(Entries from a dataset of interfaces)
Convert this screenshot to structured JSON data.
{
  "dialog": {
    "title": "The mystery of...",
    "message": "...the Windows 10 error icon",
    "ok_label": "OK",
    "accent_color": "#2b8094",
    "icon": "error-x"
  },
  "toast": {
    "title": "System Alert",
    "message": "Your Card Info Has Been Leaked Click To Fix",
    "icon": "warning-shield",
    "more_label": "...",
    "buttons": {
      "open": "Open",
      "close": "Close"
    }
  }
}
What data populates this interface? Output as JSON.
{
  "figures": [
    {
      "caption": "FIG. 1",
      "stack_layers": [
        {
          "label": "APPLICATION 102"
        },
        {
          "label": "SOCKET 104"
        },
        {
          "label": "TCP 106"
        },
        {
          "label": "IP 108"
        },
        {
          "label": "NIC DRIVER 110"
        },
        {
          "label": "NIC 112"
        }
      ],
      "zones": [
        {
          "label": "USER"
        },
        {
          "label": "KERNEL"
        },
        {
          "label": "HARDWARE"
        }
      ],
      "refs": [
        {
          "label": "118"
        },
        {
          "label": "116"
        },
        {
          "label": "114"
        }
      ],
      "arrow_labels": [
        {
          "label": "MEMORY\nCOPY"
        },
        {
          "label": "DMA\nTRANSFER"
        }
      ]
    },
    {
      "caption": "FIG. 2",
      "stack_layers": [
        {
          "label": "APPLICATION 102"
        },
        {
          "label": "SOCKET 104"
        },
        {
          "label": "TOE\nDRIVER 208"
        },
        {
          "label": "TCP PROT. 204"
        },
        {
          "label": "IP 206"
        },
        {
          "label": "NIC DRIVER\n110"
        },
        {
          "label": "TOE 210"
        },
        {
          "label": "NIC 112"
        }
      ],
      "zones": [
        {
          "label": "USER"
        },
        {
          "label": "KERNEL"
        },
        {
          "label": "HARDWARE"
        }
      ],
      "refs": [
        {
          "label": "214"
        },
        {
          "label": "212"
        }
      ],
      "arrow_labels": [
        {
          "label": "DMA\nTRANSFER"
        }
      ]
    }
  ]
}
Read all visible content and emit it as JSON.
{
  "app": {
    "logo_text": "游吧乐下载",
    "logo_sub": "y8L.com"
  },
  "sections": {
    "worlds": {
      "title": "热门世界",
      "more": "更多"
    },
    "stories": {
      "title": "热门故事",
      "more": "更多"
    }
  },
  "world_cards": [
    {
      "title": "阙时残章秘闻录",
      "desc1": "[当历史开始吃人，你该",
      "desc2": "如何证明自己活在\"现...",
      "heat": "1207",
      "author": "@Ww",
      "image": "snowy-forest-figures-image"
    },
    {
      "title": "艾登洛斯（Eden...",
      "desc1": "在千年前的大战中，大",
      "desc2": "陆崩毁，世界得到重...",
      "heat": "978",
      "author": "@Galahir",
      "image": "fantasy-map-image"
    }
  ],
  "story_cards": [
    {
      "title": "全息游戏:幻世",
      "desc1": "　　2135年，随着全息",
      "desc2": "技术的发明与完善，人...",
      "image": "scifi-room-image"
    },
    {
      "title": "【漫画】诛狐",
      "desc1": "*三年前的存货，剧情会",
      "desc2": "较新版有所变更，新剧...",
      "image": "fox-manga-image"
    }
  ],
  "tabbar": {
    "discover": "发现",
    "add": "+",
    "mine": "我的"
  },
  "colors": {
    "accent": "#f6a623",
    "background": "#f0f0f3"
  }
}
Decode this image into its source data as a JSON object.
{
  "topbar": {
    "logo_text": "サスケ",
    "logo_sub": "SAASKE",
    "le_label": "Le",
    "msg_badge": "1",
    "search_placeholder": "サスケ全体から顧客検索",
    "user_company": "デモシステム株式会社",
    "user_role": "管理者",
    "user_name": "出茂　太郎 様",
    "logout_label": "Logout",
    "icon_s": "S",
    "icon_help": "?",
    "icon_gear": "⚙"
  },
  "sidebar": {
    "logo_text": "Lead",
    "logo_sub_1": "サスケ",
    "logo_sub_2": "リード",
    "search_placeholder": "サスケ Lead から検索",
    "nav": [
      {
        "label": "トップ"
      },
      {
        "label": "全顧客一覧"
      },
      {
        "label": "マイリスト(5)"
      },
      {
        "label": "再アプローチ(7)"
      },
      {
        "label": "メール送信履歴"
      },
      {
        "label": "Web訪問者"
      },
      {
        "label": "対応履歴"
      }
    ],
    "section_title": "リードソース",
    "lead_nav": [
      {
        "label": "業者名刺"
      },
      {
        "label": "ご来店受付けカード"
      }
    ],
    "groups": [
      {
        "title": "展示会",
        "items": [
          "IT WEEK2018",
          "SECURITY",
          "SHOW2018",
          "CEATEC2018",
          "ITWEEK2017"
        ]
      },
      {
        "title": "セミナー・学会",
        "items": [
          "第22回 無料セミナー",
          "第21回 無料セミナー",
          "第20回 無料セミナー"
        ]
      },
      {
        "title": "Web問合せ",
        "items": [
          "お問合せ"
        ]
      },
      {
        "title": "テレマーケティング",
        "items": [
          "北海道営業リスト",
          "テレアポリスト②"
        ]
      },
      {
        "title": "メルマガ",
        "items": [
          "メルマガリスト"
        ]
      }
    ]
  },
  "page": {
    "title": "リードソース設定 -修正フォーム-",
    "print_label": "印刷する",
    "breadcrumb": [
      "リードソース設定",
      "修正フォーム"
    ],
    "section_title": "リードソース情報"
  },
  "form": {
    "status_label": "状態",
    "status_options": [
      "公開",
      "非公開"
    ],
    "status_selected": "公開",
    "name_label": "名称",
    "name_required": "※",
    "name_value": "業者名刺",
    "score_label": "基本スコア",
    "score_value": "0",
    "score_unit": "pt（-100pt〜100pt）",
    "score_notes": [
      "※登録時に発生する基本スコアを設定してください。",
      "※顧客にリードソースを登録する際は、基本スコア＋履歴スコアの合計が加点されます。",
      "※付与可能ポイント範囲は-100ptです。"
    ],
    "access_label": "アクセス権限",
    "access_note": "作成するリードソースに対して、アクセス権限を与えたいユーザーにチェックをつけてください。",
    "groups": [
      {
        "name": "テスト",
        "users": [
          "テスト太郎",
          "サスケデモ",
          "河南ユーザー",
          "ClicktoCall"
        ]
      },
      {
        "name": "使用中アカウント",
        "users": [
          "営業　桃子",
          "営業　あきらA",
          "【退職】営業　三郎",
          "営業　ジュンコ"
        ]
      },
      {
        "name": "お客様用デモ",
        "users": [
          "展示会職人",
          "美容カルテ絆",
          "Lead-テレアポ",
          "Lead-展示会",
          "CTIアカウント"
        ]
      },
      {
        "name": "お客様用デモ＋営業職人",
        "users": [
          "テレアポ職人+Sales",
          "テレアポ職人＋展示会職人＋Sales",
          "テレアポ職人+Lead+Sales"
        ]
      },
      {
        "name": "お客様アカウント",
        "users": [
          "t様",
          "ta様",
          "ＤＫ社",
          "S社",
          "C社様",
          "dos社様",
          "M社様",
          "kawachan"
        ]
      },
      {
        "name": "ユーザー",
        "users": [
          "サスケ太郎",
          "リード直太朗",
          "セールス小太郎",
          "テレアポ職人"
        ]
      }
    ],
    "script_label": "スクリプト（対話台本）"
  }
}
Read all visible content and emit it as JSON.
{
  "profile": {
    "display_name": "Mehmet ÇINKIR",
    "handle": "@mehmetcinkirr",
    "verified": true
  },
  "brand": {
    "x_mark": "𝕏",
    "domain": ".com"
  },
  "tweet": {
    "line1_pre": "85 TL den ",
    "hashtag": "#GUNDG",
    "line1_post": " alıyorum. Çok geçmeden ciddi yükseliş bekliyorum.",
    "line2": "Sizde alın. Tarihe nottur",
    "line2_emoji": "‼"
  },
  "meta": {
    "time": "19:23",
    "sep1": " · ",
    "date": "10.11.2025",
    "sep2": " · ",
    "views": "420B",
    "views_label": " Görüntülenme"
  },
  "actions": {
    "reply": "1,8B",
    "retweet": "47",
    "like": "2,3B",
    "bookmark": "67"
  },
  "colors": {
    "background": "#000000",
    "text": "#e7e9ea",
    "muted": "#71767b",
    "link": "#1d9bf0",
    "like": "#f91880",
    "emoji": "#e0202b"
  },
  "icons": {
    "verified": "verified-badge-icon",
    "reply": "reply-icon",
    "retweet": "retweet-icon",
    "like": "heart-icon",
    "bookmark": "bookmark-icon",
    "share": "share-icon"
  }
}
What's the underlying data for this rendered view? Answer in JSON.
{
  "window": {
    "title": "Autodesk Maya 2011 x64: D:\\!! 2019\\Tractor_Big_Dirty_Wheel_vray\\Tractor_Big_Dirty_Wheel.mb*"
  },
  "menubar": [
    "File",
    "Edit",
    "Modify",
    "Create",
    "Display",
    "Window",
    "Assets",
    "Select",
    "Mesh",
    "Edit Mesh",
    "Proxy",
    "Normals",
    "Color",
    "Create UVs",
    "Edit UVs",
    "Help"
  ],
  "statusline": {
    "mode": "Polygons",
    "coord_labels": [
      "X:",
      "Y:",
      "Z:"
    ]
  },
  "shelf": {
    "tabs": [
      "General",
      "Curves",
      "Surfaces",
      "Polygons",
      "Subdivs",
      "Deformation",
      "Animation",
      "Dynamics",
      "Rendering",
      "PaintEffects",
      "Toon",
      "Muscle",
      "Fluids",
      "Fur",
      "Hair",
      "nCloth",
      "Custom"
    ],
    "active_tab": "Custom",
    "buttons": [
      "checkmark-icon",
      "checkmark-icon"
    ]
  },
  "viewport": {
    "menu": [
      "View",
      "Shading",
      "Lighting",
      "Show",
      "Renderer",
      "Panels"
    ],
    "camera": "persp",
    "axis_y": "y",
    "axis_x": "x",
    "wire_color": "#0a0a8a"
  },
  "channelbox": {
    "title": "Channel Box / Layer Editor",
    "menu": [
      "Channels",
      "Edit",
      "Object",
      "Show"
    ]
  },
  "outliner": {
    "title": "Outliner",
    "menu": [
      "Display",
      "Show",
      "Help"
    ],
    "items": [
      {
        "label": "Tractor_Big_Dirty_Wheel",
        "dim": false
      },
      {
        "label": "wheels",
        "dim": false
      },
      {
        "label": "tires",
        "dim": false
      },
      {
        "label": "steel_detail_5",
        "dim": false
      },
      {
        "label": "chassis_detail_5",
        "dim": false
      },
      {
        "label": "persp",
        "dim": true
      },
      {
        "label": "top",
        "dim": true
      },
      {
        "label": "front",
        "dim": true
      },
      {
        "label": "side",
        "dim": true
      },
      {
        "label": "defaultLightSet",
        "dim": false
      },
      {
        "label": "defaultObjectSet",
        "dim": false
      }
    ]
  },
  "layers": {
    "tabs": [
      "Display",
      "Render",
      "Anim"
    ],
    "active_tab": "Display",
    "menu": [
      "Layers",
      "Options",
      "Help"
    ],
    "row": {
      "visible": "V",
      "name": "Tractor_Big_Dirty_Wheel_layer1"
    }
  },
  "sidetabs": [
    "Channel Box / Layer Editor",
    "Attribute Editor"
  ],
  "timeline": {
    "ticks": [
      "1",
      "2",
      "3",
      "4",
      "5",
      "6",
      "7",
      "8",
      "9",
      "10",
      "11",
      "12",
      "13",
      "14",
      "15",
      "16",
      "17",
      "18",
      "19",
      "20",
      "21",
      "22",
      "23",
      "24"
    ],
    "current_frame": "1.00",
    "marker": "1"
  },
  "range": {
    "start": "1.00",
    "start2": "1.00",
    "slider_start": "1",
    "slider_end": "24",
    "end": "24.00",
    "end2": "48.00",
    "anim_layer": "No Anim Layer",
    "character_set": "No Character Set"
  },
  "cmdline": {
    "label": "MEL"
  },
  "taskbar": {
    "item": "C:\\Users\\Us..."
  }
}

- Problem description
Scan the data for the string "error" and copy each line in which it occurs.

- Task response
    "message": "...the Windows 10 error icon",
    "icon": "error-x"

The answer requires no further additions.